> _WHAT IS EXPECTED_: If a record below holds a picture, leave the picture out and copy the rest exactly.

> _EXERCISE DATA_:
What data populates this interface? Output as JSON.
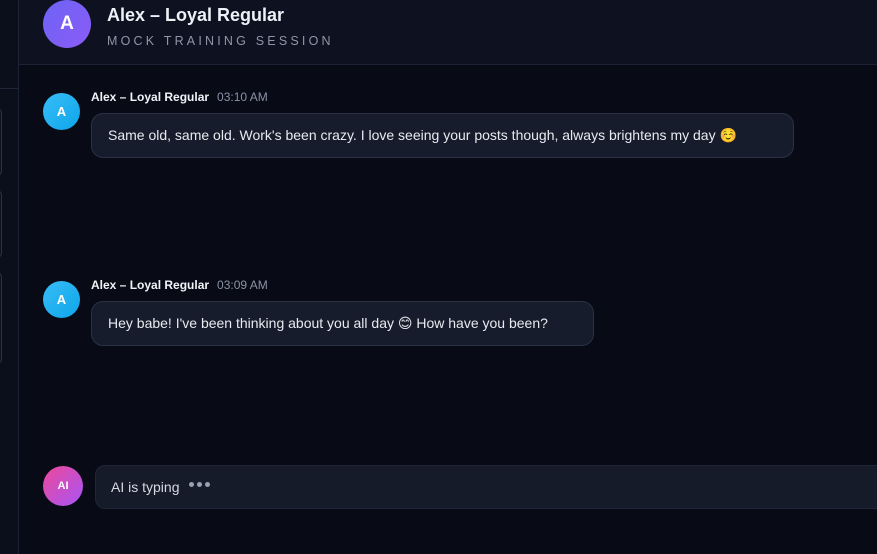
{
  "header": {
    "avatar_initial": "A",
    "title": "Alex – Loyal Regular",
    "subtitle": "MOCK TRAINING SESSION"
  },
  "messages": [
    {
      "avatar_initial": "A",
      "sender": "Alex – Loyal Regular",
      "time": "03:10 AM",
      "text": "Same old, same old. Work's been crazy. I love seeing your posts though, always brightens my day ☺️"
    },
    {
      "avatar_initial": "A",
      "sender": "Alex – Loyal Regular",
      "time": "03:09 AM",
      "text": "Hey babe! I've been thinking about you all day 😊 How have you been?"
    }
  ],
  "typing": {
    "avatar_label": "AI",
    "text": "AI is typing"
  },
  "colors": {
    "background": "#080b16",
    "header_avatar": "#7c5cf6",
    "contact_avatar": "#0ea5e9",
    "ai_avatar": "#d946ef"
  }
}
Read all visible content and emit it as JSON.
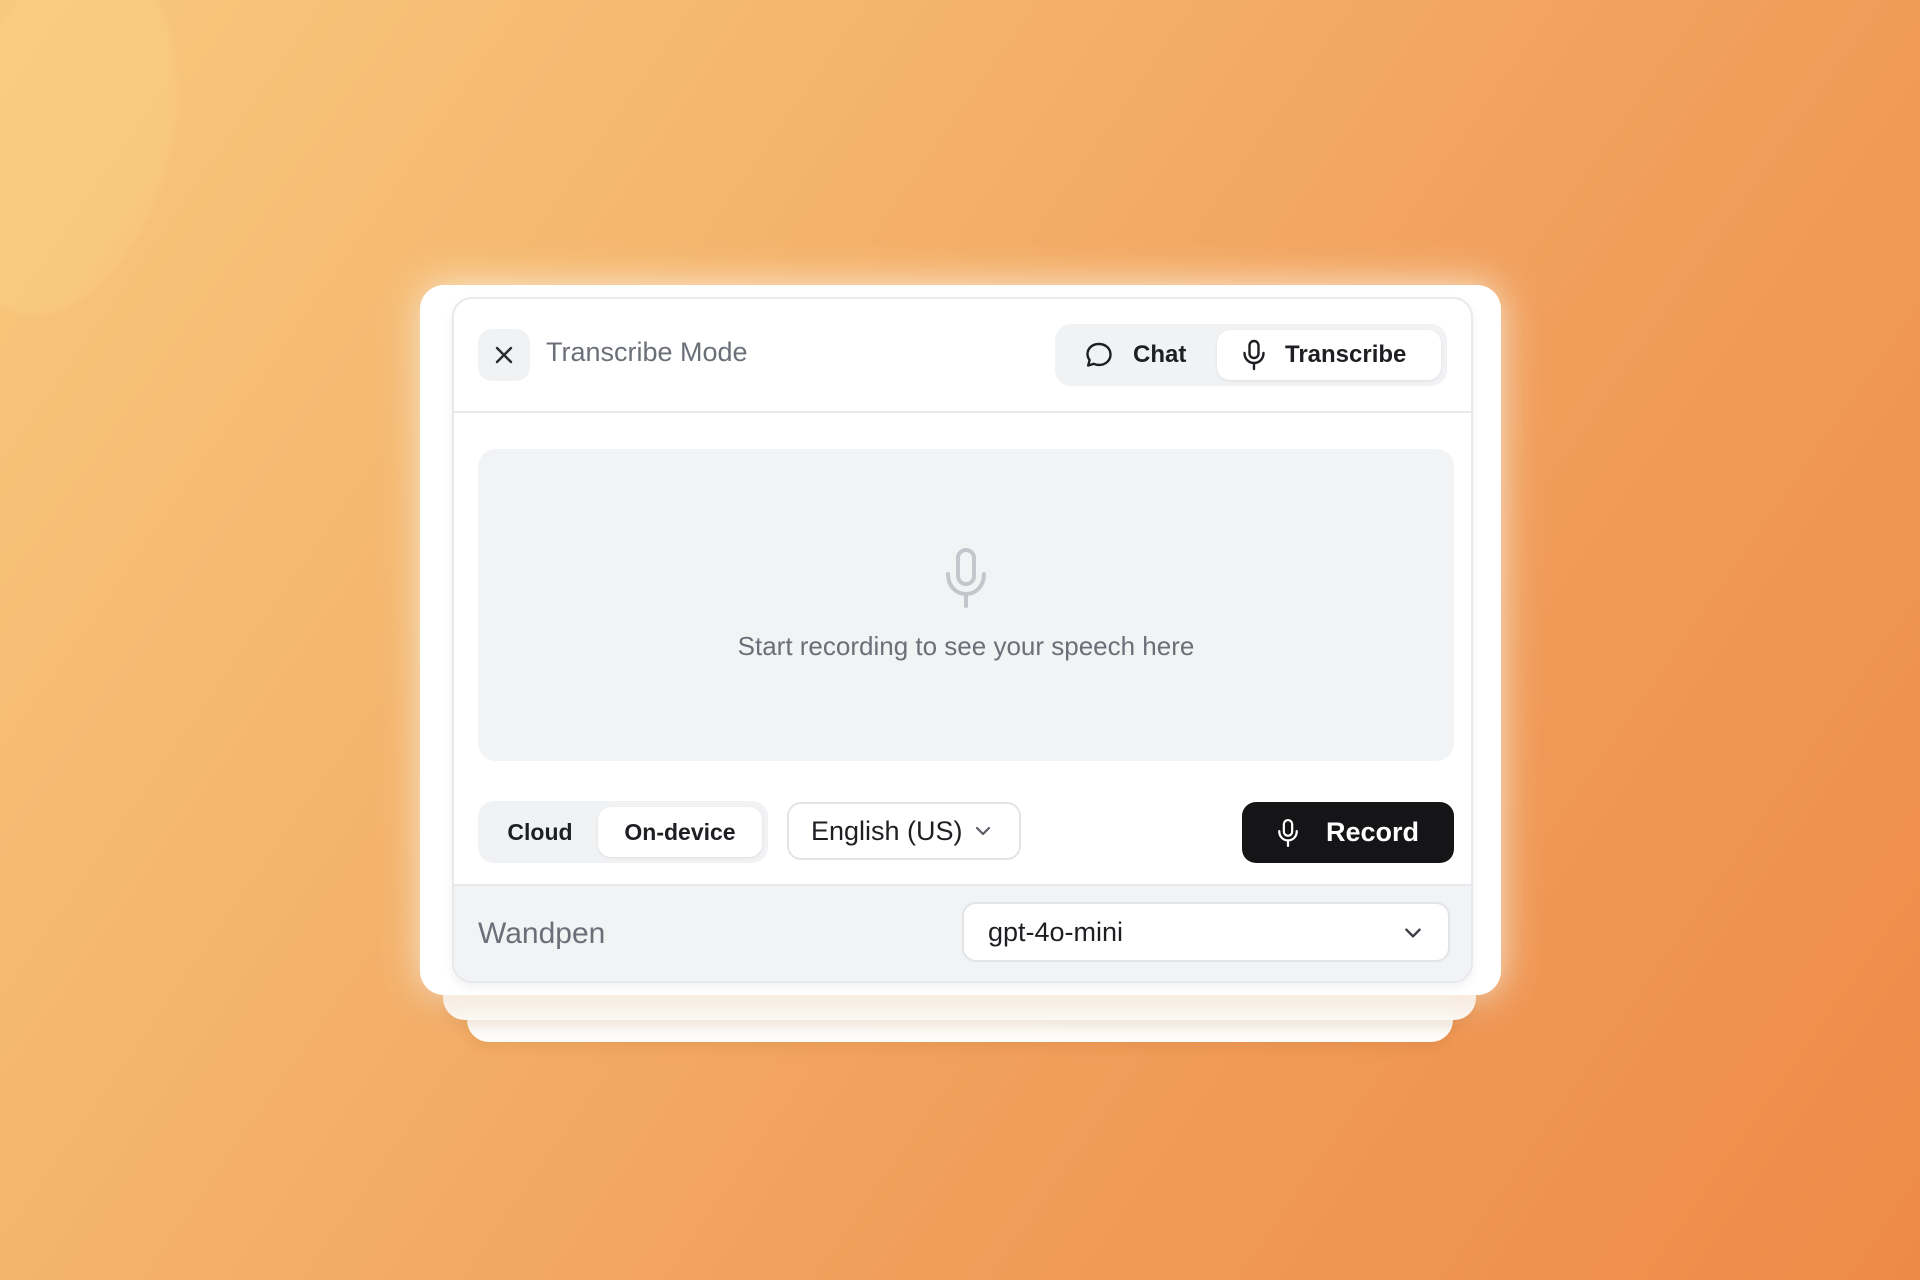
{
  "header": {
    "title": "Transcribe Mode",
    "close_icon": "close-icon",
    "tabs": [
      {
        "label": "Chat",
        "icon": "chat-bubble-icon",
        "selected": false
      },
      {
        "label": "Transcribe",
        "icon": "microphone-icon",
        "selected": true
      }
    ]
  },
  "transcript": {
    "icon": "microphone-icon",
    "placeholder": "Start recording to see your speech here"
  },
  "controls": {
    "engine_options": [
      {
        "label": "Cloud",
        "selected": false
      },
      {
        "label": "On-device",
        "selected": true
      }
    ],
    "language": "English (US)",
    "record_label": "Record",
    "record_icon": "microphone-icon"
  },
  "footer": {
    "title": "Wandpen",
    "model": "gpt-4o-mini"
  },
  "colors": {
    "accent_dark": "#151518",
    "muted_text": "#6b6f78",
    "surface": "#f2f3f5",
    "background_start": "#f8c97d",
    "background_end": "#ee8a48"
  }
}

> _THE COMPLETED TASK_:
What data populates this interface? Output as JSON.
{
  "header": {
    "avatar_initial": "A",
    "title": "Alex – Loyal Regular",
    "subtitle": "MOCK TRAINING SESSION"
  },
  "messages": [
    {
      "avatar_initial": "A",
      "sender": "Alex – Loyal Regular",
      "time": "03:10 AM",
      "text": "Same old, same old. Work's been crazy. I love seeing your posts though, always brightens my day ☺️"
    },
    {
      "avatar_initial": "A",
      "sender": "Alex – Loyal Regular",
      "time": "03:09 AM",
      "text": "Hey babe! I've been thinking about you all day 😊 How have you been?"
    }
  ],
  "typing": {
    "avatar_label": "AI",
    "text": "AI is typing"
  },
  "colors": {
    "background": "#080b16",
    "header_avatar": "#7c5cf6",
    "contact_avatar": "#0ea5e9",
    "ai_avatar": "#d946ef"
  }
}
Read all visible content and emit it as JSON.
{
  "header": {
    "title": "Transcribe Mode",
    "close_icon": "close-icon",
    "tabs": [
      {
        "label": "Chat",
        "icon": "chat-bubble-icon",
        "selected": false
      },
      {
        "label": "Transcribe",
        "icon": "microphone-icon",
        "selected": true
      }
    ]
  },
  "transcript": {
    "icon": "microphone-icon",
    "placeholder": "Start recording to see your speech here"
  },
  "controls": {
    "engine_options": [
      {
        "label": "Cloud",
        "selected": false
      },
      {
        "label": "On-device",
        "selected": true
      }
    ],
    "language": "English (US)",
    "record_label": "Record",
    "record_icon": "microphone-icon"
  },
  "footer": {
    "title": "Wandpen",
    "model": "gpt-4o-mini"
  },
  "colors": {
    "accent_dark": "#151518",
    "muted_text": "#6b6f78",
    "surface": "#f2f3f5",
    "background_start": "#f8c97d",
    "background_end": "#ee8a48"
  }
}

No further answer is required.